Years ago, we also launched the book, titled Guardians of the Forest, Stewards of the Land, a joint undertaking of my Office, the Cordillera Administrative Region Association of State Universities and Colleges (CARASUC), the State Universities and Colleges of the Cordillera Administrative Region Research, Development and Extension Consortium (SUCCARRDEC), and the Cordillera Indigenous Knowledge Network (CordIKnowN).
This coffee table book made by SUCs in the Cordillera region was an impressive work that gives tribute to the forefathers of the Cordillerans who were true models of sustainability, as we know that the Cordillera Region is home to a number of indigenous forest conservation systems, like the muyung in Ifugao, batangan in Mountain Province, imong in Kalinga, chontog in Benguet, and lapat in Abra and Apayao. These forest management practices are farming systems made distinct by the traditions of each indigenous community and which exemplify the values that these culture-bearers keep.
The Ifugao Region is also rich in textile weaving, plant-based artisanal handicrafts and related indigenous knowledge systems which have to be documented. This printed publication of Ifugao weaving as an economic activity of many marginalized communities in the province will bring about renewed interest in traditional Ifugao textiles and related artisanal crafts which will in turn contribute to increased marketability of the said products. Moreover, it is high time and timely to further improve, update, enhance and expand the content and discussion of the Ifugao indigenous knowledge in order to provide more reliable information that indigenous people, researchers and future generation will all benefit from.

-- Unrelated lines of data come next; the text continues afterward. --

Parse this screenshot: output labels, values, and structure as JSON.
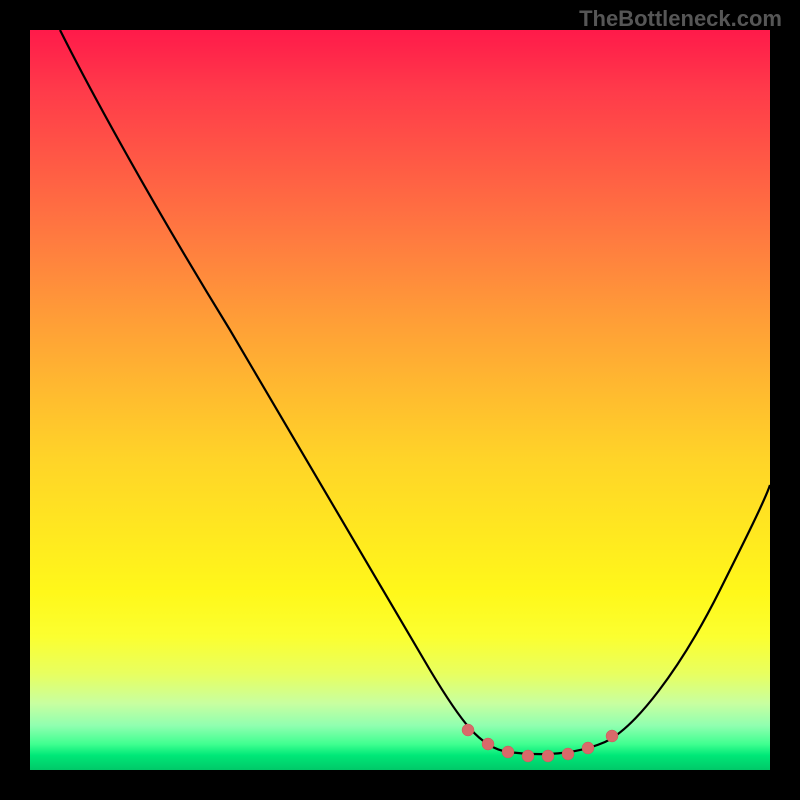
{
  "watermark": "TheBottleneck.com",
  "chart_data": {
    "type": "line",
    "title": "",
    "xlabel": "",
    "ylabel": "",
    "xlim": [
      0,
      100
    ],
    "ylim": [
      0,
      100
    ],
    "series": [
      {
        "name": "bottleneck-curve",
        "x": [
          4,
          10,
          20,
          30,
          40,
          50,
          58,
          62,
          66,
          70,
          74,
          78,
          82,
          88,
          94,
          100
        ],
        "values": [
          100,
          89,
          71,
          53,
          35,
          18,
          6,
          3,
          1,
          0,
          0,
          1,
          3,
          10,
          22,
          38
        ]
      }
    ],
    "markers": {
      "name": "optimal-range",
      "x": [
        59,
        62,
        65,
        68,
        71,
        74,
        77,
        79
      ],
      "values": [
        5,
        3,
        2,
        1,
        1,
        1,
        2,
        4
      ],
      "color": "#d86a6a"
    },
    "gradient_stops": [
      {
        "pos": 0,
        "color": "#ff1a4a"
      },
      {
        "pos": 50,
        "color": "#ffd428"
      },
      {
        "pos": 80,
        "color": "#fff81a"
      },
      {
        "pos": 100,
        "color": "#00c868"
      }
    ]
  }
}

The reflection of the creativity, resourcefulness and passion of our ancestors in creating their own identity, building a sustainable community, forming unique practices, surviving with their own rich culture should be protected and passed on to the new generation because I believe that the knowledge systems and practices of our IPs are the same solutions that will help us address the challenges of modern times.
Let us continue to implement programs and initiate many other projects like this to protect our IPs and promote our heritage. I encourage everyone of you here to keep your eyes open to the diversity of the challenges our IPs face, especially amid the technological advances. Let us all be heritage warriors. Together let us know the concerns and address the more pressing needs of our IP communities to find ways to save and preserve our heritage.
As we launch these significant books today, let us be proud of these treasures and hope that this heritage would not only be written in the pages of these books but would be continuously practised and preserved.